Erik:  So when did you get the idea for PSAD?

Michael: In 1999 I started working with Jay Beale on the Bastille Linux project. At the time, both portsentry and Snort were around and were designed to detect network attacks (with the former only focused on port scans). Because Bastille was designed to harden the security stance of the host, a strong iptables policy was built in by Peter Watkins. With the strategy implemented by portsentry of listening on sockets in order to detect port scans (see the this link for why this is less than ideal from many perspectives), we needed a way to detect port scans in a manner compatible with Bastille’s iptables policy. The result was a portion of Bastille initially called “Bastille-NIDS”, but I eventually split it off as a dedicated project, and called it “PSAD”. An option would also have been to just write a configuration utility for Snort, but there would still have been a void since no tool really analyzed iptables log messages for suspicious activity. I made it my goal to try and fill this void mostly because the data source provided by iptables log is quite rich and has a lot to say.

Erik:  On your website you identify three principles around which PSAD was developed.

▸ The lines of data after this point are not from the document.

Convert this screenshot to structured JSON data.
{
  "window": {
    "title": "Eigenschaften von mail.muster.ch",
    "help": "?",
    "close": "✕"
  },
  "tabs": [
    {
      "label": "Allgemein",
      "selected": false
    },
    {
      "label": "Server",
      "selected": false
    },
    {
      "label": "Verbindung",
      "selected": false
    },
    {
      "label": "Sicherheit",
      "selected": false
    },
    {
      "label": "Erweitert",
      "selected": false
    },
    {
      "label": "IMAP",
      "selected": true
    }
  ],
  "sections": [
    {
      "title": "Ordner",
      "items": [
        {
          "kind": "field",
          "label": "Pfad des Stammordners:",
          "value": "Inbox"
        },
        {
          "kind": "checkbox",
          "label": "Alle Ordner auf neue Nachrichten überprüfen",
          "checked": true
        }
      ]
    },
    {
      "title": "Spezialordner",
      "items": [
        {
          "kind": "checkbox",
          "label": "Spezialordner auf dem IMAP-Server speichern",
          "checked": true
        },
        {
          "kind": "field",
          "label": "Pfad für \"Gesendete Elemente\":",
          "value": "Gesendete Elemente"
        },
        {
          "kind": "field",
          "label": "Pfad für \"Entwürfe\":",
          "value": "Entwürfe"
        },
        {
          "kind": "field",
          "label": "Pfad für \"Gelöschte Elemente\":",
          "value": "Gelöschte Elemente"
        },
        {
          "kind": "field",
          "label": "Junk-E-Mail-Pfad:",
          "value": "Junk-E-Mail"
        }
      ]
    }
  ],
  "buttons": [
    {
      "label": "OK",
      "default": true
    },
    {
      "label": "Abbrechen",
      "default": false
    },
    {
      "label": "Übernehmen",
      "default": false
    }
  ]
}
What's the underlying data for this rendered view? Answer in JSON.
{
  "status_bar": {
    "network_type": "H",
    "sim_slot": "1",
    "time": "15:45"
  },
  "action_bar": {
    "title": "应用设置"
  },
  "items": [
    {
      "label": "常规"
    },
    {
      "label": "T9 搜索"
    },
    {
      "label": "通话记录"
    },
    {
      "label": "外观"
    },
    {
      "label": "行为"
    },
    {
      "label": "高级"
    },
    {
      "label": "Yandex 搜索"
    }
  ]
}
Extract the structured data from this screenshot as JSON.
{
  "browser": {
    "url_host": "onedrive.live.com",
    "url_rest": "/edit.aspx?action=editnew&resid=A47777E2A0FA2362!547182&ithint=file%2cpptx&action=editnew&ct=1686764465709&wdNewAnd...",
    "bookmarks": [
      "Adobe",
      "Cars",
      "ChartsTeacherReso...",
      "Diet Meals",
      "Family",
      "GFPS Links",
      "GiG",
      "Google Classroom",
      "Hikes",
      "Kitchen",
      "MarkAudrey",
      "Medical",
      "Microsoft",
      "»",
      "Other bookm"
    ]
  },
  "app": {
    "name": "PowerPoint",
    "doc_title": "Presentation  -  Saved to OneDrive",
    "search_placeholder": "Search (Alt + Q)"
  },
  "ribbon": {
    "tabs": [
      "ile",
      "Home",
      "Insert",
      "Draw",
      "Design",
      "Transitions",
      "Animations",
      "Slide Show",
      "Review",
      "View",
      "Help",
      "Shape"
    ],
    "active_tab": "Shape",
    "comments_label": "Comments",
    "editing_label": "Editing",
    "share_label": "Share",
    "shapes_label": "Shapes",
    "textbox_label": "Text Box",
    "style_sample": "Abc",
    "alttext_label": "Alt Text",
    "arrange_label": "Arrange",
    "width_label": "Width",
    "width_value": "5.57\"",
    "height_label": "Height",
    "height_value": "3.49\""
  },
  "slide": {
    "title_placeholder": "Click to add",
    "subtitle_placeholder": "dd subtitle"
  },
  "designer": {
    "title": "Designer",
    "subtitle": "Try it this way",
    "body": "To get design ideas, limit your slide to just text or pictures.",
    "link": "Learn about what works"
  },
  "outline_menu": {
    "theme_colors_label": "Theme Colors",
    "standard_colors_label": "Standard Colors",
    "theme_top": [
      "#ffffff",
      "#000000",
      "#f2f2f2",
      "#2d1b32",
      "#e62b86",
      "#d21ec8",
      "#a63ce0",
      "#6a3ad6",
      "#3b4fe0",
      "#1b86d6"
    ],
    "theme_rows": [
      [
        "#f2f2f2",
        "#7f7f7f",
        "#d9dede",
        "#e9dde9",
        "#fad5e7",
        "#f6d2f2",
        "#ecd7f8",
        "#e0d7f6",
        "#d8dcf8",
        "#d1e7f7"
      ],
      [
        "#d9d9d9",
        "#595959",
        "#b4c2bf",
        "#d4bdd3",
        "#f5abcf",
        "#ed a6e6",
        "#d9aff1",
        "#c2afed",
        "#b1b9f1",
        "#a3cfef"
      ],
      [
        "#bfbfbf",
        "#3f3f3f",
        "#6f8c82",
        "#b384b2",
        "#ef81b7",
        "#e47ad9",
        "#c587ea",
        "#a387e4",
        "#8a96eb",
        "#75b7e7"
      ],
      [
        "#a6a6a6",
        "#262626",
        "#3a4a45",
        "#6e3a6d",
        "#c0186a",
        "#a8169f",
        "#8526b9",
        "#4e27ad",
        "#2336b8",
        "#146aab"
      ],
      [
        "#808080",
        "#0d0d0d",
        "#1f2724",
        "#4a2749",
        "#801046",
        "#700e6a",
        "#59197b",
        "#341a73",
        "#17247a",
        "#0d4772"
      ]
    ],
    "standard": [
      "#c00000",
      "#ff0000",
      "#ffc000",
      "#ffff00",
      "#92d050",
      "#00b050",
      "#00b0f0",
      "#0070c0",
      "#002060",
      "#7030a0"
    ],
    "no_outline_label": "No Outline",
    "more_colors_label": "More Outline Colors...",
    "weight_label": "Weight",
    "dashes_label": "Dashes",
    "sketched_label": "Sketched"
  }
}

Why are these important? How does PSAD accomplish them?

  1. Good network security starts with a properly configured firewall
  2. A significant amount of intrusion detection data can be gleaned from firewalls logs
  3. Suspicious traffic should not be detected at the expense of trying to also block such traffic

Michael: Network security is more relevant for more people today than at any other point in Internet history. Important infrastructure is increasingly being put online (such as online banking access), and the threats are evolving to compromise this infrastructure. The default stance of many operating systems is to listen on several services to make things easier for users, and while many OS’s (particularly mainstream Linux distributions) offer to configure firewall policies, many users elect not to go through with this step. Sometimes people are too busy to maintain a properly configured firewall, or they reason that the local border firewall is sufficient. Firewalls should always be configured in a default-drop stance in order to provide an additional layer of protection for any vulnerable services that may be listening. For Linux systems, psad helps to verify that the local iptables policy is configured in this manner.

Firewall logs are also an important area to pay some attention. Although firewall logs cannot replace the full packet capture and logging capability of many intrusion detection systems, they can still be a valuable source of data to highlight efforts to break into systems. With a logging format that is as complete as provided by the iptables logging infrastructure, it is possible to detect and differentiate most types of nmap scans, passively fingerprint remote operating systems, detect probes for back doors, and more. The process of parsing iptables logs to look for these kinds of activities is automated by psad.

Finally, just detecting malicious traffic will always play second fiddle to an effective mechanism for also blocking such traffic. The iptables firewall is a well-tested piece of code that runs inline to the packet data path. Hence, it is a strong weapon to block suspicious traffic with a default drop stance before such traffic is allowed to target internal systems. By using the iptables string match extension, iptables blocking actions can even be tied to the inspection of application layer data.

Stay Tuned for Part 2

Part 2 of this series is coming soon, with more discussion about network security and open source security tools. More information is available on PSAD at http://www.cipherdyne.com/psad/. (Oh, and PSAD will be featured in an upcoming installment of the AoIS Secure Your Linux Host series !)

Cheers, Erik